==== SOURCE MATERIAL ====
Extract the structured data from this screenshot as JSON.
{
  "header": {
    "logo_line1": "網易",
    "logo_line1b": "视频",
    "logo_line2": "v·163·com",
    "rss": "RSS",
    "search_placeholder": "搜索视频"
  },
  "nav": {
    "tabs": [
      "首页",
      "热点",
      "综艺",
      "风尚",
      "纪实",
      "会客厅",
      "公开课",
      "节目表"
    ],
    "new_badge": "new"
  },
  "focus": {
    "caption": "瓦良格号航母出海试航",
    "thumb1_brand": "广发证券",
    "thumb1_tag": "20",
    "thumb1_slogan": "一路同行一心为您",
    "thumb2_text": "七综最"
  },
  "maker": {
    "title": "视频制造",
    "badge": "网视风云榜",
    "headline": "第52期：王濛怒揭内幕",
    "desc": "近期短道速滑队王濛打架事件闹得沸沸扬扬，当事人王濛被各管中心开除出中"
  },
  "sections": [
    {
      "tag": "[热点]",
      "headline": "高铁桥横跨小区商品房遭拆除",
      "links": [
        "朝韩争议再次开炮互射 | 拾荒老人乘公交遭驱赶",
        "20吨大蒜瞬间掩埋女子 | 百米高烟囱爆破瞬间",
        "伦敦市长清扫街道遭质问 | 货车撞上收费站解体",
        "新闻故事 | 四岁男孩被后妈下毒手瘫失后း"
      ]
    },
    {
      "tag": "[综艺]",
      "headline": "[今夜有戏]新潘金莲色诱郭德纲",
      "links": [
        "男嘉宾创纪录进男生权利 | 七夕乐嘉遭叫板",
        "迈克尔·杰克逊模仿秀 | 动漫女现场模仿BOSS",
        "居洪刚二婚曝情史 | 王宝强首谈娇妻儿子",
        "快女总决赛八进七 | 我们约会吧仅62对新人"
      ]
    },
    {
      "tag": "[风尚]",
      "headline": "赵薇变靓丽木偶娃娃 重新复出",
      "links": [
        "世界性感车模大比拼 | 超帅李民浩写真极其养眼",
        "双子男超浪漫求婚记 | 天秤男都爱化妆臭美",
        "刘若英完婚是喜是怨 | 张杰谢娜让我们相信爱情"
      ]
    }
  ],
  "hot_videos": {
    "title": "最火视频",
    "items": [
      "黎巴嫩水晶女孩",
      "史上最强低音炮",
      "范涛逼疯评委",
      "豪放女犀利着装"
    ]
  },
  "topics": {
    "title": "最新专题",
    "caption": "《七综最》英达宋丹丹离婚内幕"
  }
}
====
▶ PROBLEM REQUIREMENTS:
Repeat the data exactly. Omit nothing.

▶ TASK ANSWER:
Extract the structured data from this screenshot as JSON.
{
  "header": {
    "logo_line1": "網易",
    "logo_line1b": "视频",
    "logo_line2": "v·163·com",
    "rss": "RSS",
    "search_placeholder": "搜索视频"
  },
  "nav": {
    "tabs": [
      "首页",
      "热点",
      "综艺",
      "风尚",
      "纪实",
      "会客厅",
      "公开课",
      "节目表"
    ],
    "new_badge": "new"
  },
  "focus": {
    "caption": "瓦良格号航母出海试航",
    "thumb1_brand": "广发证券",
    "thumb1_tag": "20",
    "thumb1_slogan": "一路同行一心为您",
    "thumb2_text": "七综最"
  },
  "maker": {
    "title": "视频制造",
    "badge": "网视风云榜",
    "headline": "第52期：王濛怒揭内幕",
    "desc": "近期短道速滑队王濛打架事件闹得沸沸扬扬，当事人王濛被各管中心开除出中"
  },
  "sections": [
    {
      "tag": "[热点]",
      "headline": "高铁桥横跨小区商品房遭拆除",
      "links": [
        "朝韩争议再次开炮互射 | 拾荒老人乘公交遭驱赶",
        "20吨大蒜瞬间掩埋女子 | 百米高烟囱爆破瞬间",
        "伦敦市长清扫街道遭质问 | 货车撞上收费站解体",
        "新闻故事 | 四岁男孩被后妈下毒手瘫失后း"
      ]
    },
    {
      "tag": "[综艺]",
      "headline": "[今夜有戏]新潘金莲色诱郭德纲",
      "links": [
        "男嘉宾创纪录进男生权利 | 七夕乐嘉遭叫板",
        "迈克尔·杰克逊模仿秀 | 动漫女现场模仿BOSS",
        "居洪刚二婚曝情史 | 王宝强首谈娇妻儿子",
        "快女总决赛八进七 | 我们约会吧仅62对新人"
      ]
    },
    {
      "tag": "[风尚]",
      "headline": "赵薇变靓丽木偶娃娃 重新复出",
      "links": [
        "世界性感车模大比拼 | 超帅李民浩写真极其养眼",
        "双子男超浪漫求婚记 | 天秤男都爱化妆臭美",
        "刘若英完婚是喜是怨 | 张杰谢娜让我们相信爱情"
      ]
    }
  ],
  "hot_videos": {
    "title": "最火视频",
    "items": [
      "黎巴嫩水晶女孩",
      "史上最强低音炮",
      "范涛逼疯评委",
      "豪放女犀利着装"
    ]
  },
  "topics": {
    "title": "最新专题",
    "caption": "《七综最》英达宋丹丹离婚内幕"
  }
}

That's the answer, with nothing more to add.